By BRYAN CHRISTOPHER (@eviltaylorhicks)

Happy Spooky Season from Short Cuts!
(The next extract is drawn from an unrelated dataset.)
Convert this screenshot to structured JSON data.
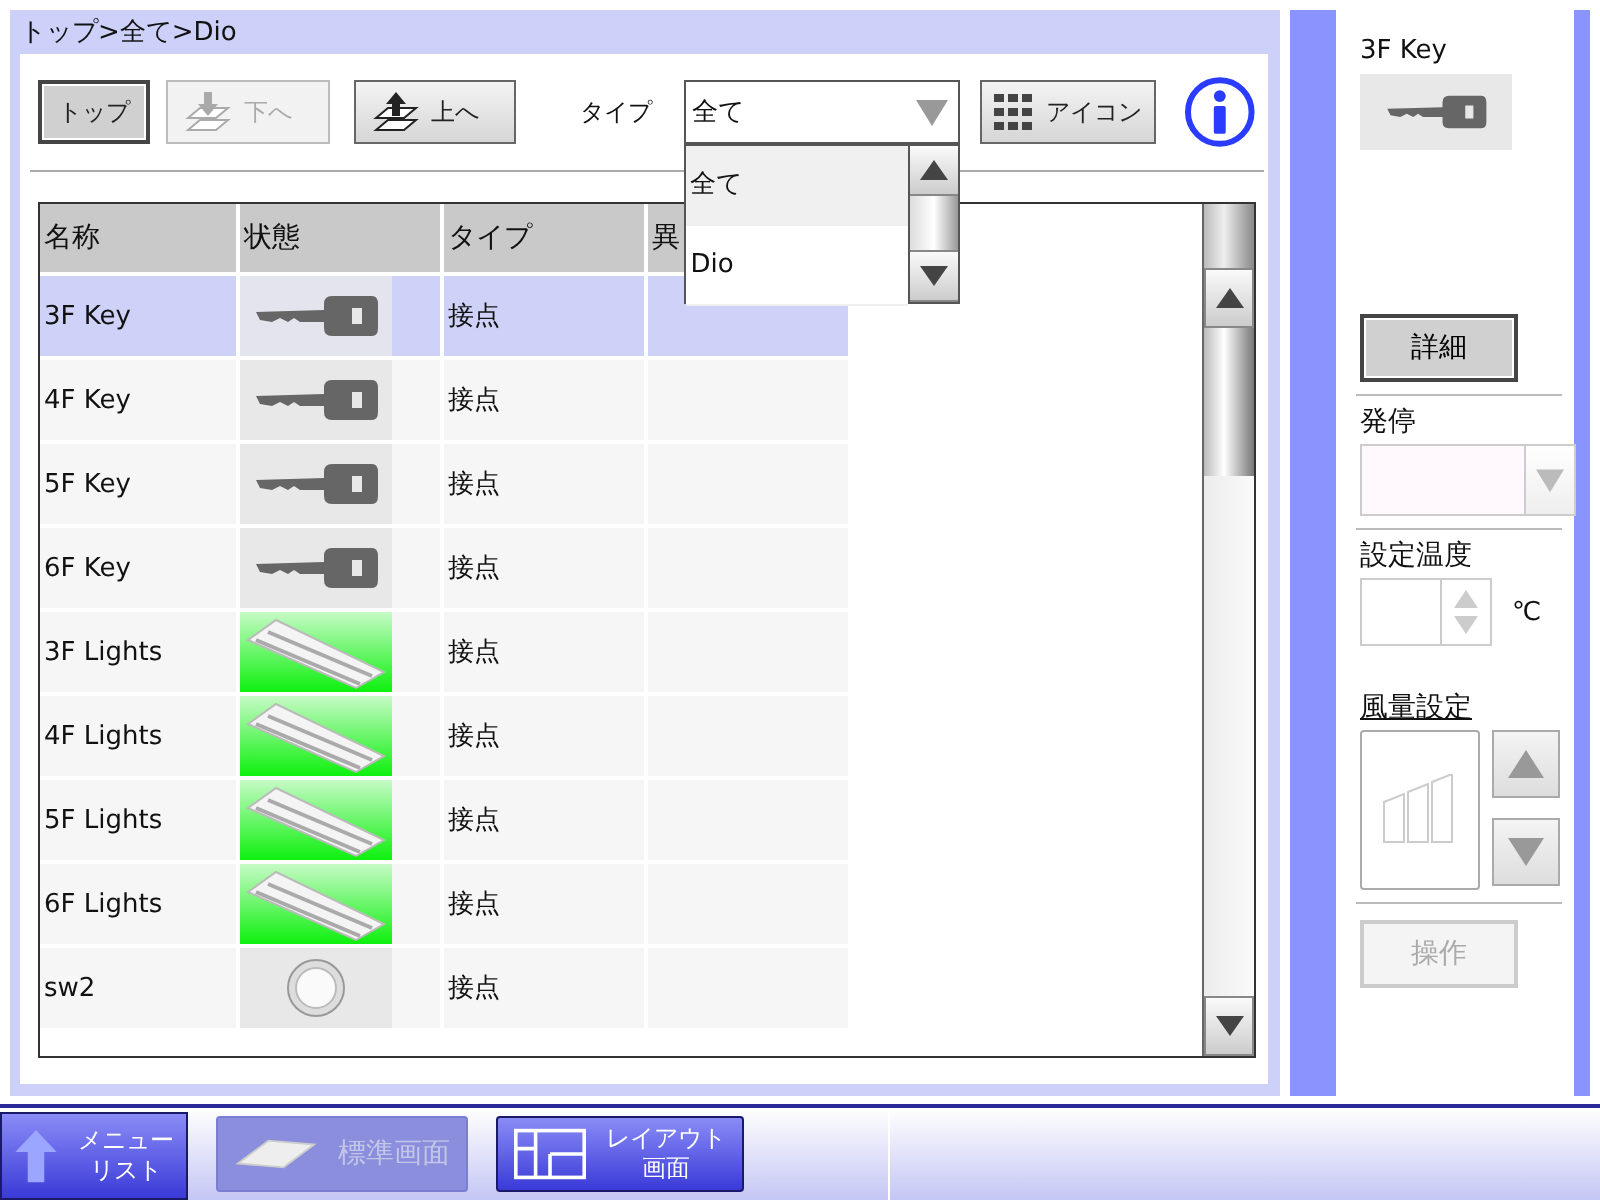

We’ve got some pretty gnarly films to showcase this month, including a harrowing sleepover, a guy with a particularly dangerous fetish, some bloody claymation, and a oozy, puss-filled parasite film that gets ickier than I’ve seen in quite a long time.  Enjoy and have a great Halloween!
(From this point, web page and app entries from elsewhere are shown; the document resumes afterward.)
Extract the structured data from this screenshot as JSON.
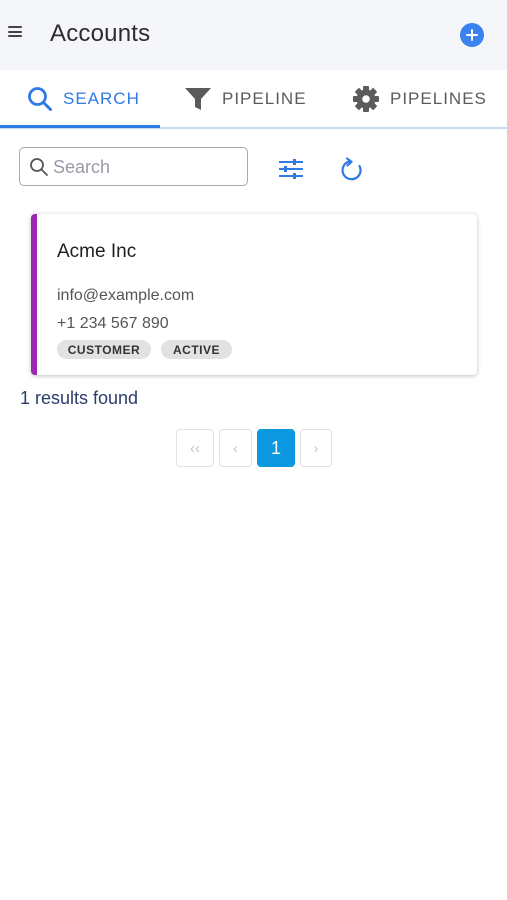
{
  "header": {
    "title": "Accounts",
    "menu_icon": "hamburger-menu-icon",
    "add_icon": "plus-circle-icon",
    "add_color": "#3a82f0"
  },
  "tabs": [
    {
      "label": "SEARCH",
      "icon": "search-icon",
      "active": true
    },
    {
      "label": "PIPELINE",
      "icon": "funnel-icon",
      "active": false
    },
    {
      "label": "PIPELINES",
      "icon": "gear-icon",
      "active": false
    }
  ],
  "accent_color": "#2f7ae5",
  "search": {
    "placeholder": "Search",
    "value": "",
    "filter_icon": "sliders-icon",
    "refresh_icon": "refresh-icon"
  },
  "results": {
    "items": [
      {
        "name": "Acme Inc",
        "email": "info@example.com",
        "phone": "+1 234 567 890",
        "tags": [
          "CUSTOMER",
          "ACTIVE"
        ],
        "accent_color": "#9c27b0"
      }
    ],
    "summary": "1 results found"
  },
  "pagination": {
    "first_label": "‹‹",
    "prev_label": "‹",
    "current_page": "1",
    "next_label": "›",
    "current_color": "#0b98e0"
  }
}
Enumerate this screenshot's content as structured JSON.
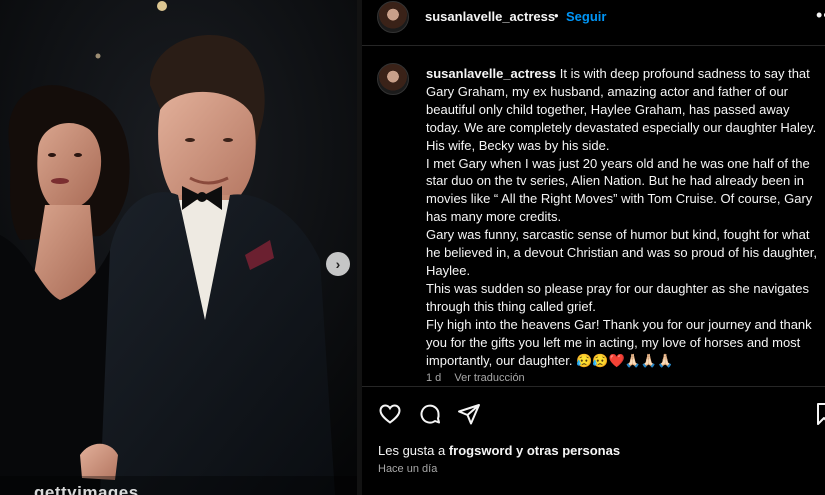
{
  "post": {
    "watermark": "gettyimages",
    "next_label": "›"
  },
  "header": {
    "username": "susanlavelle_actress",
    "separator": "•",
    "follow_label": "Seguir",
    "more_label": "•••"
  },
  "caption": {
    "username": "susanlavelle_actress",
    "paragraphs": [
      "It is with deep profound sadness to say that Gary Graham, my ex husband, amazing actor and father of our beautiful only child together, Haylee Graham, has passed away today. We are completely devastated especially our daughter Haley. His wife, Becky was by his side.",
      "I met Gary when I was just 20 years old and he was one half of the star duo on the tv series, Alien Nation. But he had already been in movies like “ All the Right Moves” with Tom Cruise. Of course, Gary has many more credits.",
      "Gary was funny, sarcastic sense of humor but kind, fought for what he believed in, a devout Christian and was so proud of his daughter, Haylee.",
      "This was sudden so please pray for our daughter as she navigates through this thing called grief.",
      "Fly high into the heavens Gar! Thank you for our journey and thank you for the gifts you left me in acting, my love of horses and most importantly, our daughter. 😥😥❤️🙏🏻🙏🏻🙏🏻"
    ],
    "age": "1 d",
    "translate_label": "Ver traducción"
  },
  "actions": {
    "icons": [
      "heart-icon",
      "comment-icon",
      "share-icon",
      "bookmark-icon"
    ],
    "likes_prefix": "Les gusta a ",
    "likes_user": "frogsword",
    "likes_suffix": " y otras personas",
    "timestamp": "Hace un día"
  }
}
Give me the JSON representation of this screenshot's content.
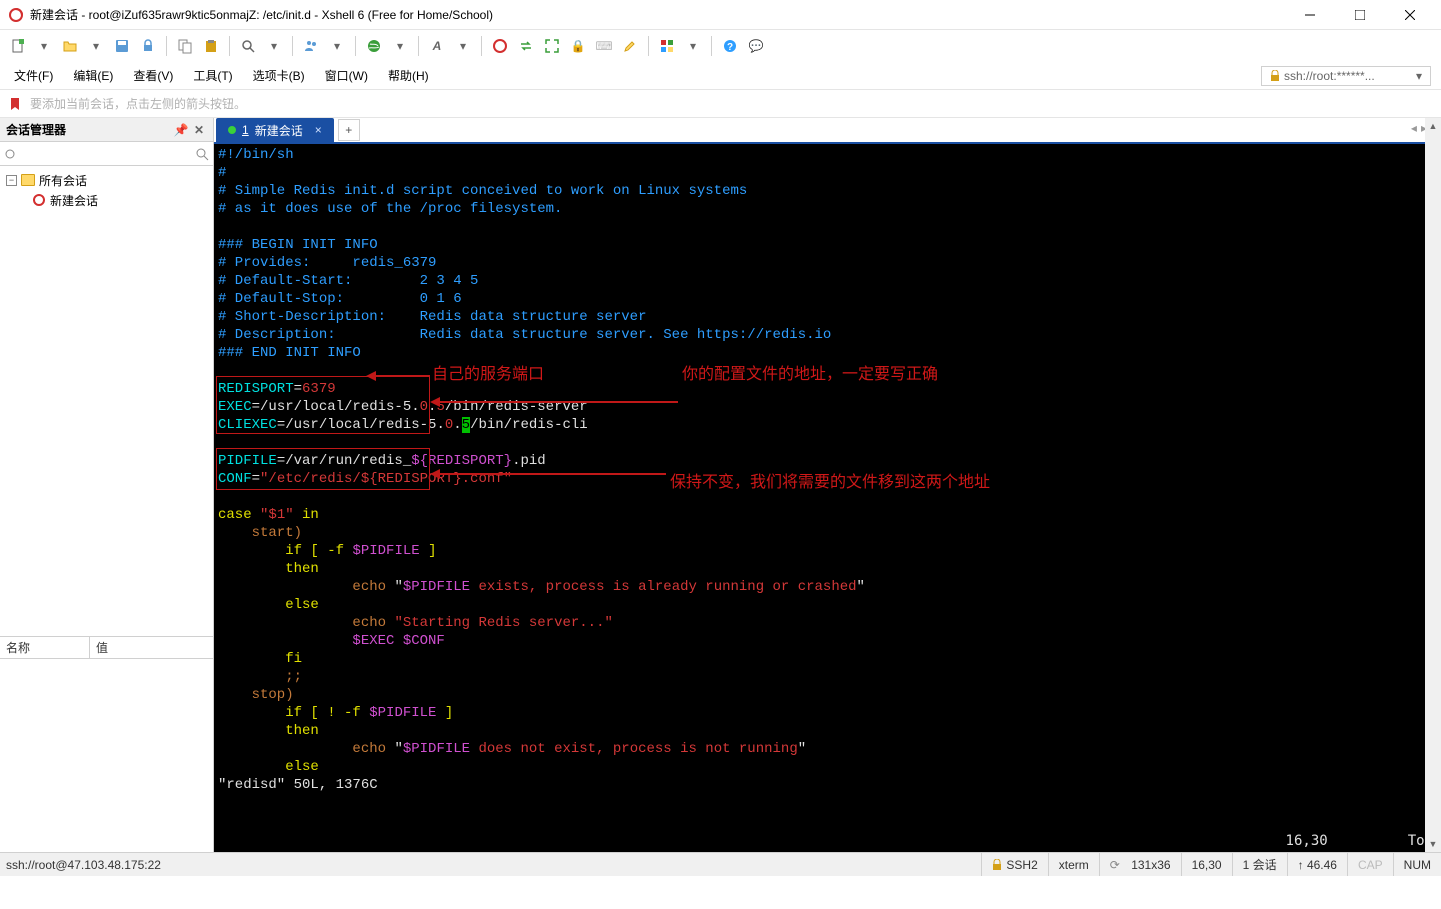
{
  "title": "新建会话 - root@iZuf635rawr9ktic5onmajZ: /etc/init.d - Xshell 6 (Free for Home/School)",
  "menu": {
    "file": "文件(F)",
    "edit": "编辑(E)",
    "view": "查看(V)",
    "tools": "工具(T)",
    "tabs": "选项卡(B)",
    "window": "窗口(W)",
    "help": "帮助(H)"
  },
  "ssh_addr": "ssh://root:******...",
  "tip": "要添加当前会话，点击左侧的箭头按钮。",
  "sidebar": {
    "title": "会话管理器",
    "root": "所有会话",
    "child": "新建会话",
    "props_name": "名称",
    "props_value": "值"
  },
  "tab": {
    "index": "1",
    "label": "新建会话"
  },
  "terminal": {
    "l1": "#!/bin/sh",
    "l2": "#",
    "l3": "# Simple Redis init.d script conceived to work on Linux systems",
    "l4": "# as it does use of the /proc filesystem.",
    "l5": "### BEGIN INIT INFO",
    "l6": "# Provides:     redis_6379",
    "l7": "# Default-Start:        2 3 4 5",
    "l8": "# Default-Stop:         0 1 6",
    "l9": "# Short-Description:    Redis data structure server",
    "l10": "# Description:          Redis data structure server. See https://redis.io",
    "l11": "### END INIT INFO",
    "redisport_k": "REDISPORT",
    "redisport_v": "6379",
    "exec_k": "EXEC",
    "exec_p1": "=/usr/local/redis-5.",
    "exec_p2": "0",
    "exec_p3": ".",
    "exec_p4": "5",
    "exec_p5": "/bin/redis-server",
    "cli_k": "CLIEXEC",
    "cli_p1": "=/usr/local/redis-5.",
    "cli_p2": "0",
    "cli_p3": ".",
    "cli_p4": "5",
    "cli_p5": "/bin/redis-cli",
    "pid_k": "PIDFILE",
    "pid_p1": "=/var/run/redis_",
    "pid_p2": "${REDISPORT}",
    "pid_p3": ".pid",
    "conf_k": "CONF",
    "conf_p1": "=",
    "conf_p2": "\"/etc/redis/${REDISPORT}.conf\"",
    "case1": "case ",
    "case2": "\"$1\"",
    "case3": " in",
    "start": "    start)",
    "if1a": "        if ",
    "if1b": "[ -f ",
    "if1c": "$PIDFILE ",
    "if1d": "]",
    "then": "        then",
    "echo1a": "                echo ",
    "echo1b": "\"",
    "echo1c": "$PIDFILE",
    "echo1d": " exists, process is already running or crashed",
    "echo1e": "\"",
    "else": "        else",
    "echo2a": "                echo ",
    "echo2b": "\"Starting Redis server...\"",
    "execln": "                $EXEC $CONF",
    "fi": "        fi",
    "dsemi": "        ;;",
    "stop": "    stop)",
    "if2a": "        if ",
    "if2b": "[ ! -f ",
    "if2c": "$PIDFILE ",
    "if2d": "]",
    "then2": "        then",
    "echo3a": "                echo ",
    "echo3b": "\"",
    "echo3c": "$PIDFILE",
    "echo3d": " does not exist, process is not running",
    "echo3e": "\"",
    "else2": "        else",
    "fstatus": "\"redisd\" 50L, 1376C",
    "cursor": "16,30",
    "scroll": "Top"
  },
  "annotations": {
    "a1": "自己的服务端口",
    "a2": "你的配置文件的地址，一定要写正确",
    "a3": "保持不变，我们将需要的文件移到这两个地址"
  },
  "status": {
    "conn": "ssh://root@47.103.48.175:22",
    "proto": "SSH2",
    "term": "xterm",
    "size": "131x36",
    "rc_a": "16,30",
    "sess": "1 会话",
    "cap": "CAP",
    "num": "NUM",
    "time": "↑ 46.46"
  }
}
As always, if you’re a short horror filmmaker, I want to hear from you!  If you’d like me to take a look at one of your films for inclusion in a future installment, hit me up on Twitter or email me at remedialhorror@gmail.com.
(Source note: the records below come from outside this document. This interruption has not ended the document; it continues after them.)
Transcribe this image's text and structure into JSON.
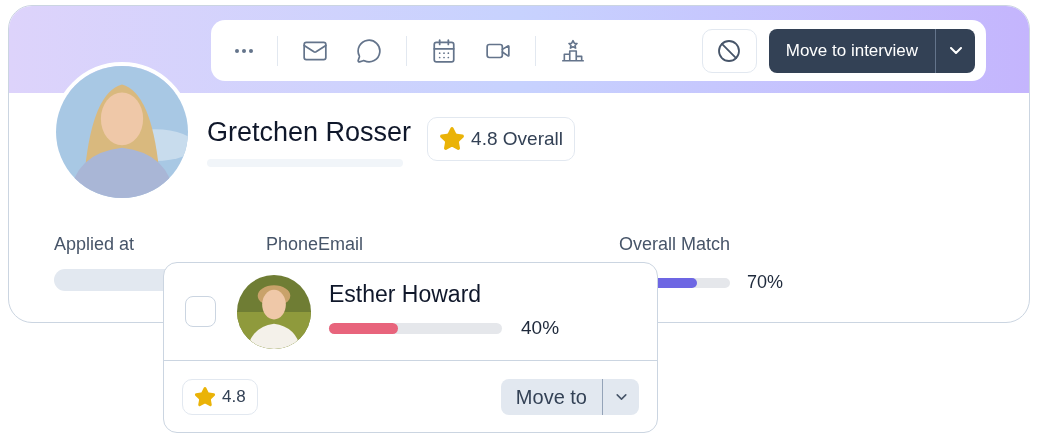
{
  "toolbar": {
    "primary_action": "Move to interview"
  },
  "candidate": {
    "name": "Gretchen Rosser",
    "rating": "4.8 Overall"
  },
  "fields": [
    {
      "label": "Applied at"
    },
    {
      "label": "Phone"
    },
    {
      "label": "Email"
    }
  ],
  "overall_match": {
    "label": "Overall Match",
    "level": 0.7,
    "reading": "70%"
  },
  "popup": {
    "checked": false,
    "name": "Esther Howard",
    "level": 0.4,
    "reading": "40%",
    "rating": "4.8",
    "action": "Move to"
  }
}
Best Friends Forever
(2019)
Length: 13 minutes Director: Emily Gagne and Josh Korngut Starring: Addison Holley, Katelyn Wells, Michelle Coburn, Nicole Samantha Huff
You know what’s terrifying?  Teenagers.  You know what else is terrifying?  When teenagers accidentally unleash the vengeful spirit of a lonely girl named Nancy who doesn’t take kindly to rejection.  Directors Emily Gagne and Josh Korngut really lean into the quagmire of navigating adolescent relationships, and I love the ominous use of pink in this movie as the hue saturates the screen whenever Nancy is about to pounce.  It’s a jarring twist on a color that typically denotes femininity as something soft and docile.  In this movie, if you see pink, it probably means you’re in deep shit.

Where to find it:  Making the festival rounds.  Check out the trailer here.


Muil
(2019)
Length: 20 minutes Director:  Jasper Vrancken Starring: Mathieu Sys, Pascal Maetens, Myrthe Kramer
I’m a big fan of the metaphor for kink that says there is a lid for every pot.  In Jasper Vrancken’s short film Muil (Maw), protagonist Richard is a pot whose lid is a bit on the risky side: he’s really turned on at the idea of being mauled by a creature with a large mouth.  Needless to say, this flick is pretty bizarre.  But it’s also interesting to note that while the lead’s fetish is a bit extreme (to say the least) it’s also not one he looks to explore at the expense of hurting others.  So when he finds a kindred spirit in Max, a man who happens to be keeping just the type of creature Richard’s looking for in his basement, I’ll be damned if I didn’t find myself hoping Richard was able to find some contentment with whatever the hell was dwelling down there. 

Where to find it: Making the festival rounds.  Check out the trailer here.


Filth
(2019)
Length:   Director: Adam Ciolfi
As a kid, I remember being entranced by the MTV show Celebrity Deathmatch, an admittedly silly show with claymation versions of various stars literally pummeling each other into oblivion.  In Filth, director Adam Ciolfi takes that penchant for grisly animated sculpture and funnels it through a gritty noir lens.  There’s just something whimsical about watching clay characters get their heads blown off, crushed into mush, or dropped off a building.  Such is the case here, as our nameless anti-hero goes on an absolute rampage looking for answers after getting shot in the head.  That this act does little more than piss him off should give you an idea on the kind of movie we’re dealing with here.

Where to find it: Making the festival rounds.  Check out the trailer here.


When Susurrus Stirs
(2019)
Length:  10 minutes Director: Anthony Cousins Starring: Nathan Tymoshuk
Step on up and get your body horror folks, and I hope you like it gooey because…damn.  When a man ingests a parasitic insect on a morning jog, the little guy really does a number on him.  I was really impressed by the effects in this one, and kudos to Nathan Tymoshuk who pretty much puts on a one man (and parasite) show under what looks like it must have been some very uncomfortable prosthetic appliances.  Don’t watch this one if you or anyone around you are at all squeamish, and even if you’re not I’d recommend waiting to take a look until you’ve got an empty stomach.

Where to find it: Streaming on YouTube (WARNING:  Extremely NSFW)

Bryan Christopher